Peoples: - | Places: - | Topics: - | DNA Type: Y-DNA

Gene Pool Structure of Eastern Ukrainians as Inferred from the Y-Chromosome Haplogroups

Journal: Russian Journal of Genetics | Year: 2004

Abstract:

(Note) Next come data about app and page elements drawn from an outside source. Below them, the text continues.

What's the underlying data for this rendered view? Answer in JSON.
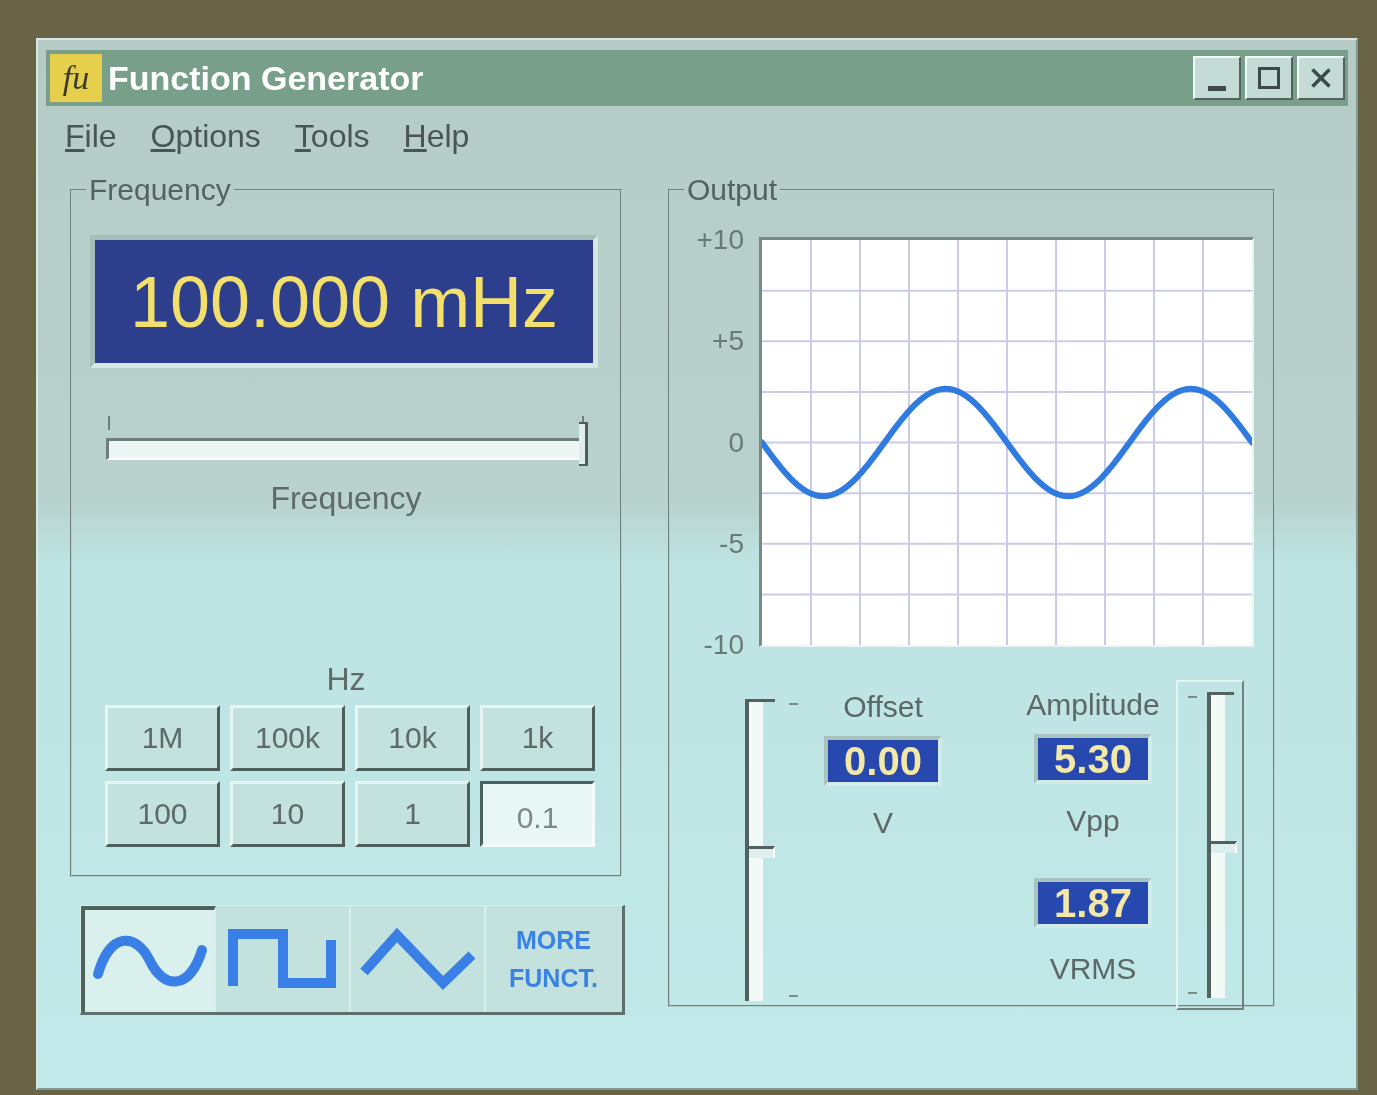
{
  "window": {
    "title": "Function Generator",
    "icon_text": "fu"
  },
  "menu": [
    {
      "label": "File"
    },
    {
      "label": "Options"
    },
    {
      "label": "Tools"
    },
    {
      "label": "Help"
    }
  ],
  "frequency": {
    "title": "Frequency",
    "display": "100.000 mHz",
    "slider": {
      "label": "Frequency",
      "level": 1
    },
    "unit": "Hz",
    "range_buttons": [
      {
        "label": "1M",
        "selected": false
      },
      {
        "label": "100k",
        "selected": false
      },
      {
        "label": "10k",
        "selected": false
      },
      {
        "label": "1k",
        "selected": false
      },
      {
        "label": "100",
        "selected": false
      },
      {
        "label": "10",
        "selected": false
      },
      {
        "label": "1",
        "selected": false
      },
      {
        "label": "0.1",
        "selected": true
      }
    ]
  },
  "waveforms": [
    {
      "kind": "sine",
      "selected": true
    },
    {
      "kind": "square",
      "selected": false
    },
    {
      "kind": "triangle",
      "selected": false
    },
    {
      "kind": "more",
      "label": "MORE FUNCT.",
      "selected": false
    }
  ],
  "output": {
    "title": "Output",
    "y_ticks": [
      "+10",
      "+5",
      "0",
      "-5",
      "-10"
    ],
    "offset": {
      "label": "Offset",
      "value": "0.00",
      "unit": "V",
      "level": 0.5
    },
    "amplitude": {
      "label": "Amplitude",
      "value": "5.30",
      "unit": "Vpp",
      "rms_value": "1.87",
      "rms_unit": "VRMS",
      "level": 0.5
    }
  }
}
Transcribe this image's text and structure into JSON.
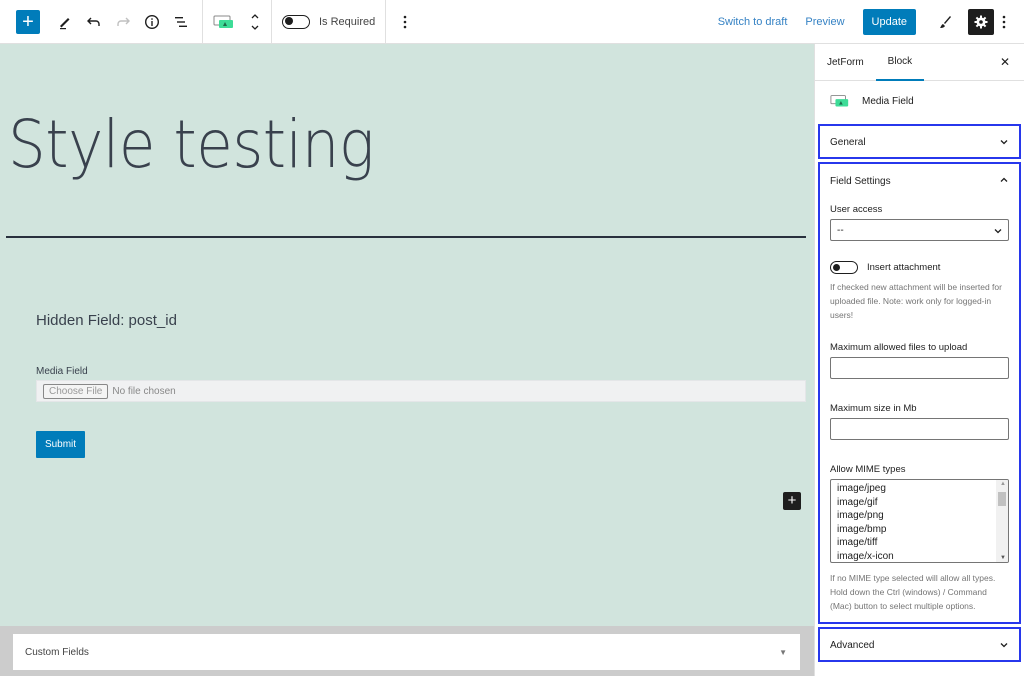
{
  "toolbar": {
    "add_block": "+",
    "is_required_label": "Is Required",
    "switch_to_draft": "Switch to draft",
    "preview": "Preview",
    "update": "Update"
  },
  "canvas": {
    "title": "Style testing",
    "hidden_field": "Hidden Field: post_id",
    "media_label": "Media Field",
    "choose_file": "Choose File",
    "no_file": "No file chosen",
    "submit": "Submit",
    "add_block": "+"
  },
  "metabox": {
    "title": "Custom Fields",
    "arrow": "▼"
  },
  "sidebar": {
    "tabs": [
      {
        "label": "JetForm",
        "active": false
      },
      {
        "label": "Block",
        "active": true
      }
    ],
    "close": "✕",
    "block_name": "Media Field",
    "panels": {
      "general": "General",
      "field_settings": "Field Settings",
      "advanced": "Advanced"
    },
    "user_access": {
      "label": "User access",
      "value": "--"
    },
    "insert_attachment": {
      "label": "Insert attachment",
      "help": "If checked new attachment will be inserted for uploaded file. Note: work only for logged-in users!"
    },
    "max_files": {
      "label": "Maximum allowed files to upload",
      "value": ""
    },
    "max_size": {
      "label": "Maximum size in Mb",
      "value": ""
    },
    "mime": {
      "label": "Allow MIME types",
      "options": [
        "image/jpeg",
        "image/gif",
        "image/png",
        "image/bmp",
        "image/tiff",
        "image/x-icon"
      ],
      "help": "If no MIME type selected will allow all types. Hold down the Ctrl (windows) / Command (Mac) button to select multiple options."
    }
  },
  "colors": {
    "accent": "#007cba",
    "canvas_bg": "#d1e4dd",
    "highlight_border": "#2737ec",
    "block_icon": "#3ddc97"
  }
}
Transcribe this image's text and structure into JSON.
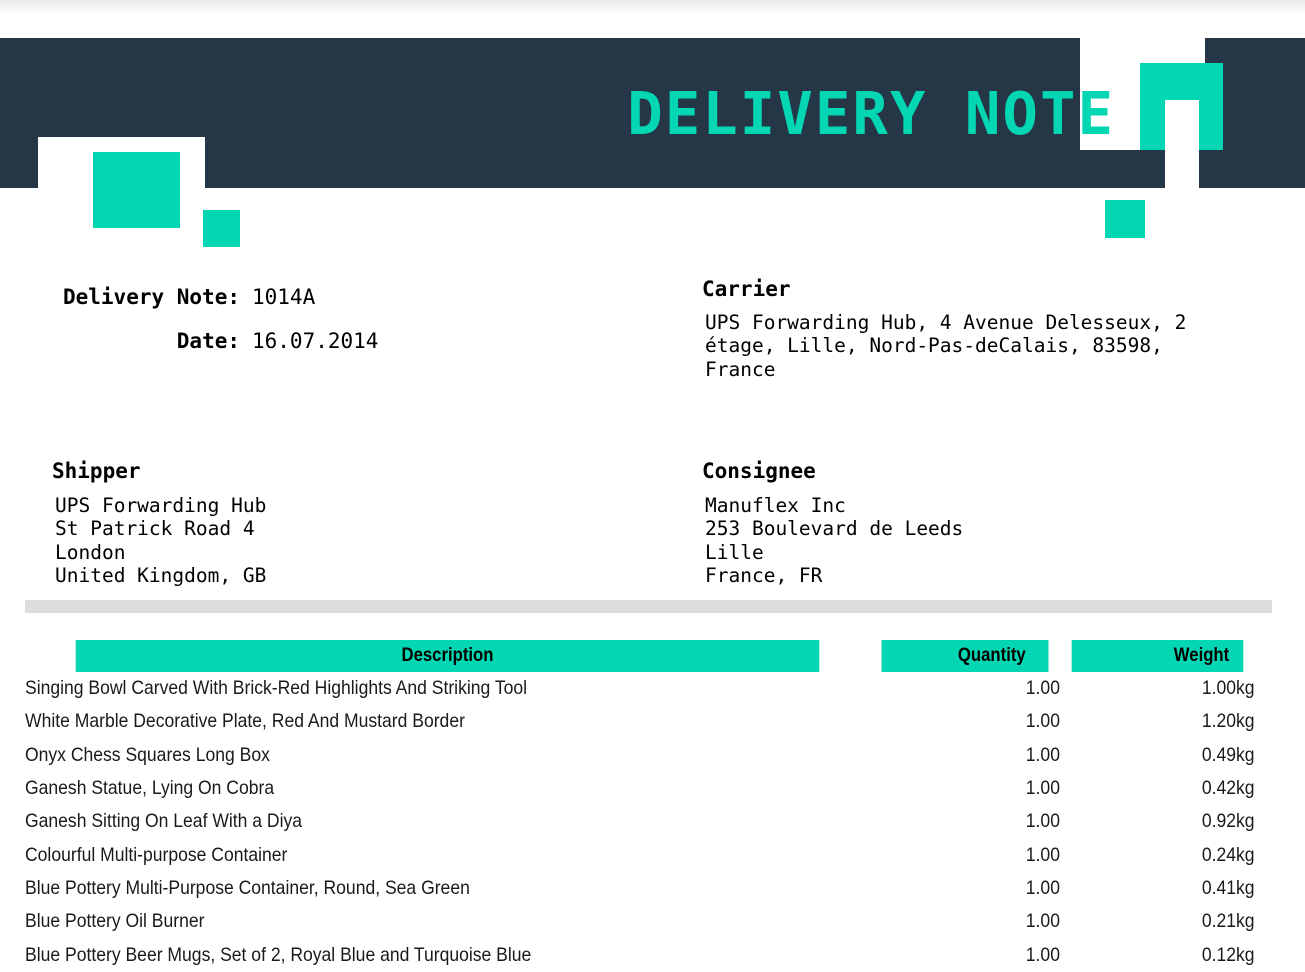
{
  "colors": {
    "navy": "#253746",
    "teal": "#03d6b2",
    "divider_gray": "#dcdcdc",
    "text_black": "#000000"
  },
  "header": {
    "title": "DELIVERY NOTE"
  },
  "meta": {
    "delivery_note_label": "Delivery Note:",
    "delivery_note_value": "1014A",
    "date_label": "Date:",
    "date_value": "16.07.2014"
  },
  "carrier": {
    "heading": "Carrier",
    "address": "UPS Forwarding Hub, 4 Avenue Delesseux, 2 étage, Lille, Nord-Pas-deCalais, 83598, France"
  },
  "shipper": {
    "heading": "Shipper",
    "lines": [
      "UPS Forwarding Hub",
      "St Patrick Road 4",
      "London",
      "United Kingdom, GB"
    ]
  },
  "consignee": {
    "heading": "Consignee",
    "lines": [
      "Manuflex Inc",
      "253 Boulevard de Leeds",
      "Lille",
      "France, FR"
    ]
  },
  "items_table": {
    "columns": [
      "Description",
      "Quantity",
      "Weight"
    ],
    "rows": [
      {
        "description": "Singing Bowl Carved With Brick-Red Highlights And Striking Tool",
        "quantity": "1.00",
        "weight": "1.00kg"
      },
      {
        "description": "White Marble Decorative Plate, Red And Mustard Border",
        "quantity": "1.00",
        "weight": "1.20kg"
      },
      {
        "description": "Onyx Chess Squares Long Box",
        "quantity": "1.00",
        "weight": "0.49kg"
      },
      {
        "description": "Ganesh Statue, Lying On Cobra",
        "quantity": "1.00",
        "weight": "0.42kg"
      },
      {
        "description": "Ganesh Sitting On Leaf With a Diya",
        "quantity": "1.00",
        "weight": "0.92kg"
      },
      {
        "description": "Colourful Multi-purpose Container",
        "quantity": "1.00",
        "weight": "0.24kg"
      },
      {
        "description": "Blue Pottery Multi-Purpose Container, Round, Sea Green",
        "quantity": "1.00",
        "weight": "0.41kg"
      },
      {
        "description": "Blue Pottery Oil Burner",
        "quantity": "1.00",
        "weight": "0.21kg"
      },
      {
        "description": "Blue Pottery Beer Mugs, Set of 2, Royal Blue and Turquoise Blue",
        "quantity": "1.00",
        "weight": "0.12kg"
      }
    ]
  }
}
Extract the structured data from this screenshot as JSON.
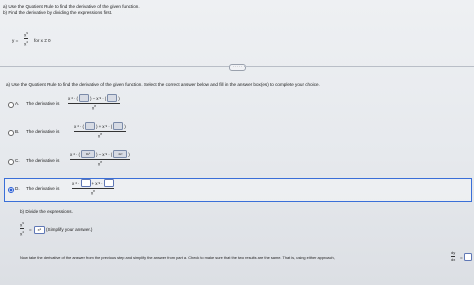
{
  "instructions": {
    "a": "a) Use the Quotient Rule to find the derivative of the given function.",
    "b": "b) Find the derivative by dividing the expressions first."
  },
  "function": {
    "y_label": "y =",
    "numerator": "x",
    "numerator_exp": "9",
    "denominator": "x",
    "denominator_exp": "4",
    "condition": "for x ≠ 0"
  },
  "pager_label": "· · · · ·",
  "part_a_prompt": "a) Use the Quotient Rule to find the derivative of the given function. Select the correct answer below and fill in the answer box(es) to complete your choice.",
  "options": [
    {
      "letter": "A.",
      "text": "The derivative is",
      "num_pre": "x",
      "num_exp": "4",
      "den": "x",
      "den_exp": "8",
      "selected": false
    },
    {
      "letter": "B.",
      "text": "The derivative is",
      "num_pre": "x",
      "num_exp": "4",
      "den": "x",
      "den_exp": "8",
      "selected": false
    },
    {
      "letter": "C.",
      "text": "The derivative is",
      "num_pre": "x",
      "num_exp": "4",
      "den": "x",
      "den_exp": "8",
      "box1": "9x⁸",
      "box2": "4x³",
      "selected": false
    },
    {
      "letter": "D.",
      "text": "The derivative is",
      "num_pre": "x",
      "num_exp": "4",
      "den": "x",
      "den_exp": "8",
      "selected": true
    }
  ],
  "part_b": {
    "label": "b) Divide the expressions.",
    "frac_num": "x",
    "frac_num_exp": "9",
    "frac_den": "x",
    "frac_den_exp": "4",
    "equals": "=",
    "answer_value": "x⁵",
    "hint": "(Simplify your answer.)",
    "final_instruction": "Now take the derivative of the answer from the previous step and simplify the answer from part a. Check to make sure that the two results are the same. That is, using either approach,",
    "dy": "dy",
    "dx": "dx",
    "final_equals": "="
  }
}
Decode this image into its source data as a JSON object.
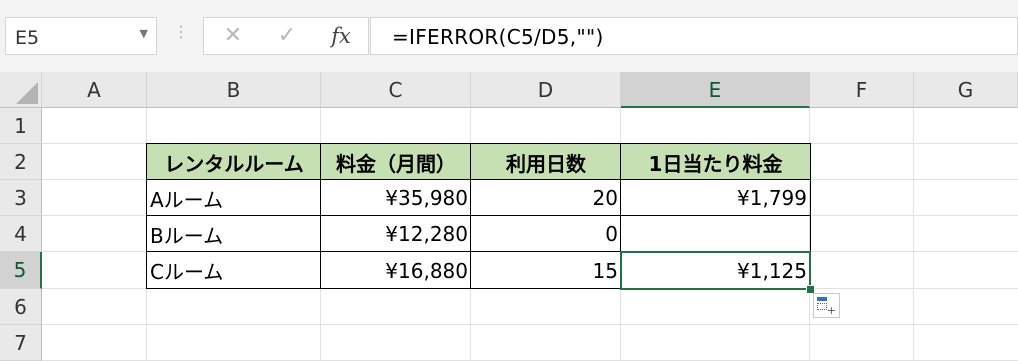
{
  "formula_bar": {
    "name_box": "E5",
    "cancel_icon": "✕",
    "enter_icon": "✓",
    "fx_label": "fx",
    "formula": "=IFERROR(C5/D5,\"\")"
  },
  "columns": [
    "A",
    "B",
    "C",
    "D",
    "E",
    "F",
    "G"
  ],
  "rows": [
    "1",
    "2",
    "3",
    "4",
    "5",
    "6",
    "7"
  ],
  "table": {
    "headers": [
      "レンタルルーム",
      "料金（月間）",
      "利用日数",
      "1日当たり料金"
    ],
    "rows": [
      [
        "Aルーム",
        "¥35,980",
        "20",
        "¥1,799"
      ],
      [
        "Bルーム",
        "¥12,280",
        "0",
        ""
      ],
      [
        "Cルーム",
        "¥16,880",
        "15",
        "¥1,125"
      ]
    ]
  },
  "selected_cell": "E5",
  "colors": {
    "header_fill": "#c6e0b4",
    "selection": "#217346"
  }
}
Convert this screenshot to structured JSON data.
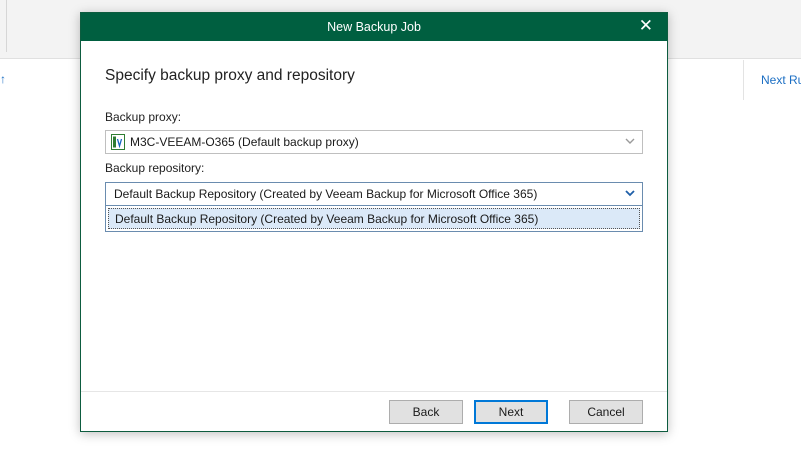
{
  "background": {
    "left_glyph": "↑",
    "column_header": "Next Ru"
  },
  "dialog": {
    "title": "New Backup Job",
    "close_glyph": "✕",
    "heading": "Specify backup proxy and repository",
    "proxy": {
      "label": "Backup proxy:",
      "value": "M3C-VEEAM-O365 (Default backup proxy)",
      "icon": "server-icon"
    },
    "repository": {
      "label": "Backup repository:",
      "value": "Default Backup Repository (Created by Veeam Backup for Microsoft Office 365)",
      "options": [
        "Default Backup Repository (Created by Veeam Backup for Microsoft Office 365)"
      ]
    },
    "buttons": {
      "back": "Back",
      "next": "Next",
      "cancel": "Cancel"
    }
  },
  "colors": {
    "titlebar": "#005f40",
    "selection": "#dbe9f8",
    "link": "#1c6fc4"
  }
}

Y chromosomes from representative sample of Eastern Ukrainians (94 individuals) were analyzed for composition and frequencies of haplogroups, defined by 11 biallelic loci located in non-recombining part of the chromosome (SRY1532, YAP, 92R7, DYF155S2, 12f2, Tat, M9, M17, M25,M89, andM56). In the Ukrainian gene, pool six haplogroups were revealed: E, F (including G and I), J, N3, P, and R1a1. These haplogroups were earlier detected in a study of Y-chromosome diversity on the territory of Europe as a whole. The major haplogroup in the Ukrainian gene pool, haplogroup R1a1 (earlier designated HG3), accounted for about 44% of all Y chromosomes in the sample examined. This haplogroup is thought to mark the migration patterns of the early Indo-Europeans and is associated with the distribution of the Kurgan archaeological culture. The second major haplogroup is haplogroup F (21.3%), which is a combination of the lineages differing by the time of appearance. Haplogroup P found with the frequency of 9.6%, represents the genetic contribution of the population originating from the ancient autochthonous population of Europe. Haplogroups J and E (11.7 and 4.2%, respectively) mark the migration patterns of the Middle-Eastern agriculturists during the Neolithic. The presence of the N3 lineage (9.6%) is likely explained by a contribution of the assimilated Finno–Ugric tribes. The data on the composition and frequencies of Y-chromosome haplogroups in the sample studied substantially supplement the existing picture of the male lineage distribution in the Eastern Slav population.

Peoples: - | Places: - | Topics: - | DNA Type: Y-DNA

2005-01-01T00:00:00+00:00 January 1st, 2005|